__Items listed in a dataset__.
+ + +

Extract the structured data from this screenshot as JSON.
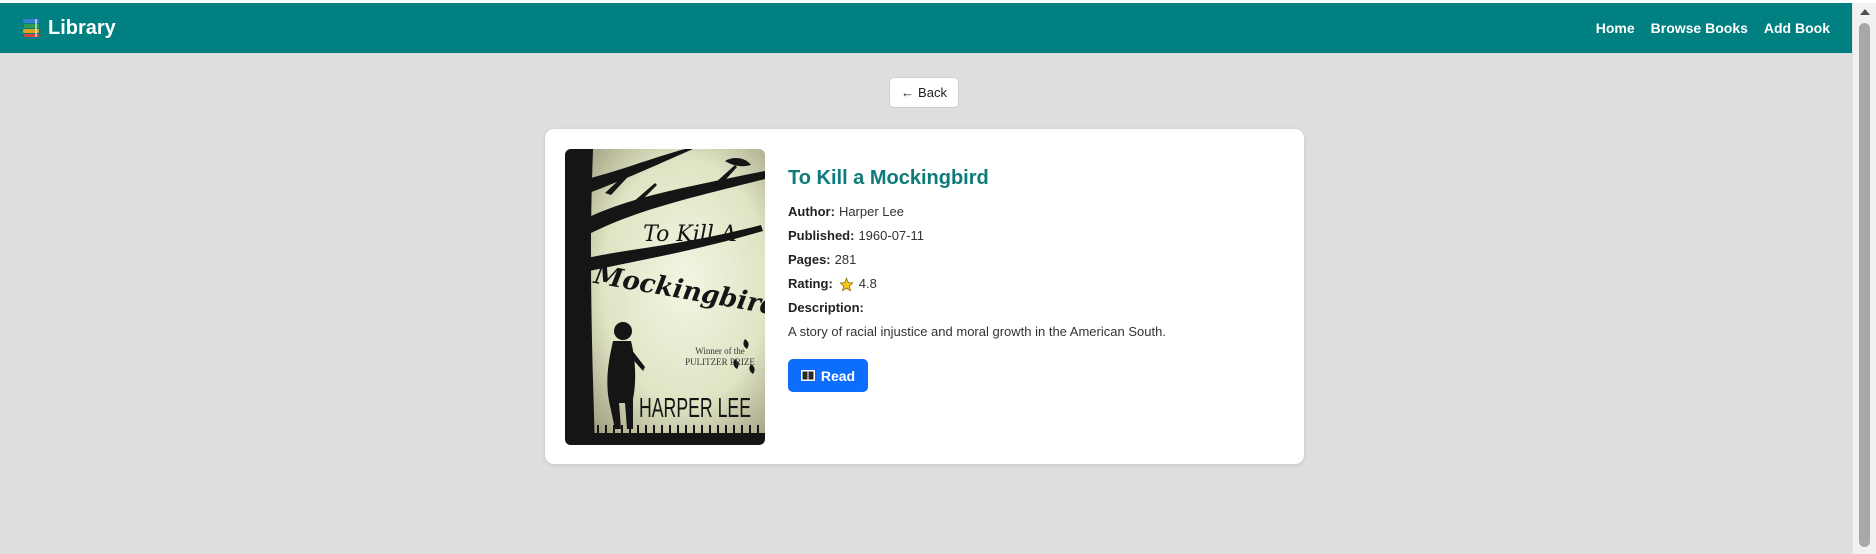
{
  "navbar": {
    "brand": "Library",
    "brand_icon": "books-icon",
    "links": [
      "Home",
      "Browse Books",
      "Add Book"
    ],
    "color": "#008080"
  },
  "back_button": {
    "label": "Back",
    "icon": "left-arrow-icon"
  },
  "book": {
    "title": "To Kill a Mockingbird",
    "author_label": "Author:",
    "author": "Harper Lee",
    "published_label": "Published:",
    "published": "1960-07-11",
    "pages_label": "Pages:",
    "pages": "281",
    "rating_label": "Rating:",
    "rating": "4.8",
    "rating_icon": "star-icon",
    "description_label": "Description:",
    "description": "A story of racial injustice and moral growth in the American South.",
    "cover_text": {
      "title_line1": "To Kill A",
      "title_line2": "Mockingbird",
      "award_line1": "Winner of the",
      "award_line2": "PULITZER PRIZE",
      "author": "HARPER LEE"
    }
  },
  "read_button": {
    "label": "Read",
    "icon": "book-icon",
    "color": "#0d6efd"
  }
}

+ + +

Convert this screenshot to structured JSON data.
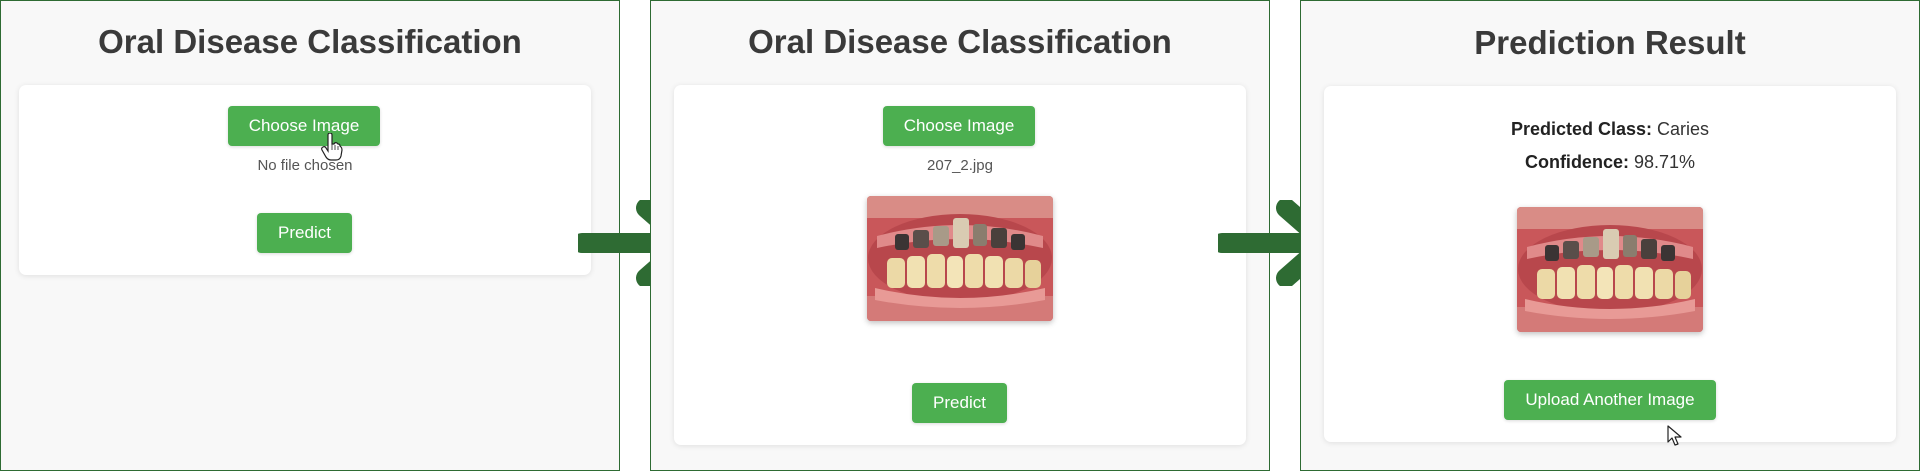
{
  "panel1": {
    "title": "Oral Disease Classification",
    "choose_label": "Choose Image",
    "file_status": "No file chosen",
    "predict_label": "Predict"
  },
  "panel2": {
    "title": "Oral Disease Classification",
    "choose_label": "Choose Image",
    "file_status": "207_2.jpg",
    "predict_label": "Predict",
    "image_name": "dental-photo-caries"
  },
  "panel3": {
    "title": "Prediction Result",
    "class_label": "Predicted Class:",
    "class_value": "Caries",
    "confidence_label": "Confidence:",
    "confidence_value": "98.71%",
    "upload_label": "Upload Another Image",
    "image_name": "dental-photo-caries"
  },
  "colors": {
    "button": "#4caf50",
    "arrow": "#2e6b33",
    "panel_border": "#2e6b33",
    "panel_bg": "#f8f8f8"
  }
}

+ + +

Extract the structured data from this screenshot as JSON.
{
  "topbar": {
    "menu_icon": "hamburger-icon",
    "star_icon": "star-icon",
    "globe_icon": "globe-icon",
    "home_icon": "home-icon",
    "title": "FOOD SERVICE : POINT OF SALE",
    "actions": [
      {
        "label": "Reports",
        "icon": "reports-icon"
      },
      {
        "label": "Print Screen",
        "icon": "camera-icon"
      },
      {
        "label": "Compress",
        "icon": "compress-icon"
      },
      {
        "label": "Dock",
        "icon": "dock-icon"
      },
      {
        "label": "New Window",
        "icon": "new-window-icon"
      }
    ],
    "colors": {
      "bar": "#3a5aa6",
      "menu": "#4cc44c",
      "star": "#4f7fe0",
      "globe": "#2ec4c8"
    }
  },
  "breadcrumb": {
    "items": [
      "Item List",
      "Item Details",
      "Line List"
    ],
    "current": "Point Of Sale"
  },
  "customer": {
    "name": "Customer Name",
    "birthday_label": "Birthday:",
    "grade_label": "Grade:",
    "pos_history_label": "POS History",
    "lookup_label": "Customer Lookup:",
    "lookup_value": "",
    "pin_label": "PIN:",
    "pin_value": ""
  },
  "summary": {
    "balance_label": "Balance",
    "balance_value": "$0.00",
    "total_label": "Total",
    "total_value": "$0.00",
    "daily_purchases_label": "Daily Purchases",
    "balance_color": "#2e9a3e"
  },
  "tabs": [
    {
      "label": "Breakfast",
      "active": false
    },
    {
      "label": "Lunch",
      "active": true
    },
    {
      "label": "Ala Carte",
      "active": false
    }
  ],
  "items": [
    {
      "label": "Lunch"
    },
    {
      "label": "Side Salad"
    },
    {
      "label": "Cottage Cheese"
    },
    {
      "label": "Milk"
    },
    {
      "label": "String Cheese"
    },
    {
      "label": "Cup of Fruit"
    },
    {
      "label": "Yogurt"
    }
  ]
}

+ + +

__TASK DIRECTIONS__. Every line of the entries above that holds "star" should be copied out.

__SOLVED EXERCISE__.
    "rating_icon": "star-icon",
    "star_icon": "star-icon",
      "star": "#4f7fe0",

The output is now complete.